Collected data
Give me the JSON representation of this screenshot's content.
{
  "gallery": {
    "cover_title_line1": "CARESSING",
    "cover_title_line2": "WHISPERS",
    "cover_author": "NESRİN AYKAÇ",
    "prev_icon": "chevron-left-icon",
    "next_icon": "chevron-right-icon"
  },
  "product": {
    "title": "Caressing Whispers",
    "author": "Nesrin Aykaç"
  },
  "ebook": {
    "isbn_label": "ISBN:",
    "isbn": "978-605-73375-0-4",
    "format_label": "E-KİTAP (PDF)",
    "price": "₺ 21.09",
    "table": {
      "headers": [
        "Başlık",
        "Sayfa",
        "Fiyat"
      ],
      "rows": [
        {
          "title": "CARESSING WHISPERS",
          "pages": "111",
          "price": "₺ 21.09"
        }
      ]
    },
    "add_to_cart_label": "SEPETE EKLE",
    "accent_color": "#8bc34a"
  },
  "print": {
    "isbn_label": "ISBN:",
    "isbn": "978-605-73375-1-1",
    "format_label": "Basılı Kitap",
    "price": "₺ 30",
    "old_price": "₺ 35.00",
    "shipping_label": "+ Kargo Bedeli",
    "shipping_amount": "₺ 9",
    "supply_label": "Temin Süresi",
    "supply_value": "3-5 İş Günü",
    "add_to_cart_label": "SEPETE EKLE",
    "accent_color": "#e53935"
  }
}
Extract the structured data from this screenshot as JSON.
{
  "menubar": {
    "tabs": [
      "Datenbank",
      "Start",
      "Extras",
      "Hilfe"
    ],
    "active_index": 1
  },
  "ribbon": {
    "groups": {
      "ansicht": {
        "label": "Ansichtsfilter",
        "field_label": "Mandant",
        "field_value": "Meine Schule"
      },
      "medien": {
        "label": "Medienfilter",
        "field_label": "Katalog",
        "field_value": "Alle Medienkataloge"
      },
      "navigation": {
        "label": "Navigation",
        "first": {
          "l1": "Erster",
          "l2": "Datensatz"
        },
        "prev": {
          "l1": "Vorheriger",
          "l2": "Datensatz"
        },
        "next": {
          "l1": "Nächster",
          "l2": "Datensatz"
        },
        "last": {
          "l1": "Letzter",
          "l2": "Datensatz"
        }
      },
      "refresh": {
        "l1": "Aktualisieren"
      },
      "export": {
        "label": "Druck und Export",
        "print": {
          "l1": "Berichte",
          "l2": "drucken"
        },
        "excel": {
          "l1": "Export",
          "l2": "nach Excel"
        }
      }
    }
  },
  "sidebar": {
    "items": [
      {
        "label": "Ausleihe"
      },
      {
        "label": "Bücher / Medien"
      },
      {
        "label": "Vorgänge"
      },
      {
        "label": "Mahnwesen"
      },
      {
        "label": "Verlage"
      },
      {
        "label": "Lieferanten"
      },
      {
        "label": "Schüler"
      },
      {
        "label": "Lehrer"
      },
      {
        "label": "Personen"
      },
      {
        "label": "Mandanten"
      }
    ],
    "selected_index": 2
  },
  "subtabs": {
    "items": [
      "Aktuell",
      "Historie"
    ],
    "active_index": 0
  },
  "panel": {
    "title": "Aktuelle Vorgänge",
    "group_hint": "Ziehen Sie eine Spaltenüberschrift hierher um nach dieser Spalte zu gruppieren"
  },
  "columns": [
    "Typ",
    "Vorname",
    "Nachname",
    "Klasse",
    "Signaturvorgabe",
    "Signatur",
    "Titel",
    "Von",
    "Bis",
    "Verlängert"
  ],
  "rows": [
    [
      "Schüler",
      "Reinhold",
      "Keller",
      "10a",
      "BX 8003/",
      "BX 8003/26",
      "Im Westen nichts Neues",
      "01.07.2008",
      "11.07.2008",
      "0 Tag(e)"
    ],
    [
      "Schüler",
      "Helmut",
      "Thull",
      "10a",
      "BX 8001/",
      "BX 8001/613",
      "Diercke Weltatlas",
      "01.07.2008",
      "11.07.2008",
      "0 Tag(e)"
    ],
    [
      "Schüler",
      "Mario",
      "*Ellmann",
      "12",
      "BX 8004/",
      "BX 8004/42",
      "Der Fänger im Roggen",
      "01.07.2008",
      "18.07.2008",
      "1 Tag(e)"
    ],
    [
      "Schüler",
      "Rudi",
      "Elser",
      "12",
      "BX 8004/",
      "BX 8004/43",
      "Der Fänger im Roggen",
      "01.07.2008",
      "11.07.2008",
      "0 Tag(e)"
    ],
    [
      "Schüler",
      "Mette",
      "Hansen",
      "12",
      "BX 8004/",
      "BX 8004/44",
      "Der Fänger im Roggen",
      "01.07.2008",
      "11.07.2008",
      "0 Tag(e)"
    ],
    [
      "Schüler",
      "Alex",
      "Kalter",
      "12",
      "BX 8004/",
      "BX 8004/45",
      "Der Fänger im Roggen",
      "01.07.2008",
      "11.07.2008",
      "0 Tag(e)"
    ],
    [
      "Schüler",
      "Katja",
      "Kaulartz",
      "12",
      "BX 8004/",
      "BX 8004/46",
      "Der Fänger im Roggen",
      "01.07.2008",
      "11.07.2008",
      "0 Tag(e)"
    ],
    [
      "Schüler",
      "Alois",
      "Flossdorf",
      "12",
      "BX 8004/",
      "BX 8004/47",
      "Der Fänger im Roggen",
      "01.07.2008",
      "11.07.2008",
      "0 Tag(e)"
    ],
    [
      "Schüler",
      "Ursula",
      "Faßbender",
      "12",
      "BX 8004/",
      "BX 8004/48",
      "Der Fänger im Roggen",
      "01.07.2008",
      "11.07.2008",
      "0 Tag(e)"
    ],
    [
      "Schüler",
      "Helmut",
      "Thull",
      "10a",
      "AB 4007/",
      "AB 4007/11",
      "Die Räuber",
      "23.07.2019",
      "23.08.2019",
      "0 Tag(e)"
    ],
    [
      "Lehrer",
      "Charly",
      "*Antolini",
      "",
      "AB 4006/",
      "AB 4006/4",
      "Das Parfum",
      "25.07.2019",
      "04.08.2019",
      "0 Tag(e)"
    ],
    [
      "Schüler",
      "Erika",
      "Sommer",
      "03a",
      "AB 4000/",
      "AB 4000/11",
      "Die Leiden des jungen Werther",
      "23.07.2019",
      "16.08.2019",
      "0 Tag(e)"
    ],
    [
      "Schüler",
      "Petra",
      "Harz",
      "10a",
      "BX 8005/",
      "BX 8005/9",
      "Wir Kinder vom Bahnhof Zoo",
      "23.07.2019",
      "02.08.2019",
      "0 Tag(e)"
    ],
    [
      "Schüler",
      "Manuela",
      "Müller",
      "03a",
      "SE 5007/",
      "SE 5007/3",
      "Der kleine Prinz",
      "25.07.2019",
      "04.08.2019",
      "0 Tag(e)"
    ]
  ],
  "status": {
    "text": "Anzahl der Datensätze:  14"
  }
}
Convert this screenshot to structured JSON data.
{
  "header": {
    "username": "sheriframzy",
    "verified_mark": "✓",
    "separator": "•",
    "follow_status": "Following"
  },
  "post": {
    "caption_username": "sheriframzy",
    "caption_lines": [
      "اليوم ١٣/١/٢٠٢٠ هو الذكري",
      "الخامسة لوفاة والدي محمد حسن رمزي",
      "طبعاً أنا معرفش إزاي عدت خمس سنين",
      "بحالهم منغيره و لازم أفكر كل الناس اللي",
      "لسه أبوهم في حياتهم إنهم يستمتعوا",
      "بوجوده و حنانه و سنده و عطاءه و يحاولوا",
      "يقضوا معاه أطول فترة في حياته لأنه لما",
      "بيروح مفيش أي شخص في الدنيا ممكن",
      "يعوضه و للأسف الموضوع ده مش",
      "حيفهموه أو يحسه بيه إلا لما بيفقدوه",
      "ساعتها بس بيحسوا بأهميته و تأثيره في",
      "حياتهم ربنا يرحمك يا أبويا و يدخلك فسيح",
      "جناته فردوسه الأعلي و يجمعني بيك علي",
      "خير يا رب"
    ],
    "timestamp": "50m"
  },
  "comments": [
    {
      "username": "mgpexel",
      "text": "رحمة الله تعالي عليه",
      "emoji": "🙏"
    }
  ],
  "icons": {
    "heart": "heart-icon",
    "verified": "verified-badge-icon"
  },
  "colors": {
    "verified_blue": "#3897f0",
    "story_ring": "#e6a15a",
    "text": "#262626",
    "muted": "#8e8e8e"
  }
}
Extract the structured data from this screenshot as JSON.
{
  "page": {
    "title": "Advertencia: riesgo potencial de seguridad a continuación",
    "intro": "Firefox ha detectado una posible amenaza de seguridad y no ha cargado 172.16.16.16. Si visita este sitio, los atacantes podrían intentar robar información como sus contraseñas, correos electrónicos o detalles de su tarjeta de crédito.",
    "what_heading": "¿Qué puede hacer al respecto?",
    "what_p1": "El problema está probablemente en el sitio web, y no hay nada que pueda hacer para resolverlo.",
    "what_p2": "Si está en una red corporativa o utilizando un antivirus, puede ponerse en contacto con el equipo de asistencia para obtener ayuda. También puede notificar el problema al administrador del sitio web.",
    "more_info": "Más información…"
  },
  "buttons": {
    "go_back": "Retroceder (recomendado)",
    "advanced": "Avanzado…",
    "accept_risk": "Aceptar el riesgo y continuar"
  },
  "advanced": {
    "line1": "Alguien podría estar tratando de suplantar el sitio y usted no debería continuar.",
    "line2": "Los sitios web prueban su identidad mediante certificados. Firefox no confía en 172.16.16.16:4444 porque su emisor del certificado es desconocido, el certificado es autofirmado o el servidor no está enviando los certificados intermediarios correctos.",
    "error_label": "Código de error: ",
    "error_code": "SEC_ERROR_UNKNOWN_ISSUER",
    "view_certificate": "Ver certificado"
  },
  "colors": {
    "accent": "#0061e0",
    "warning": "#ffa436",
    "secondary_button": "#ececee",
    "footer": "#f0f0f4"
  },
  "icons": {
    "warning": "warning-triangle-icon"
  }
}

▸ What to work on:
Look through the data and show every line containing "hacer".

▸ Written solution:
    "what_heading": "¿Qué puede hacer al respecto?",
    "what_p1": "El problema está probablemente en el sitio web, y no hay nada que pueda hacer para resolverlo.",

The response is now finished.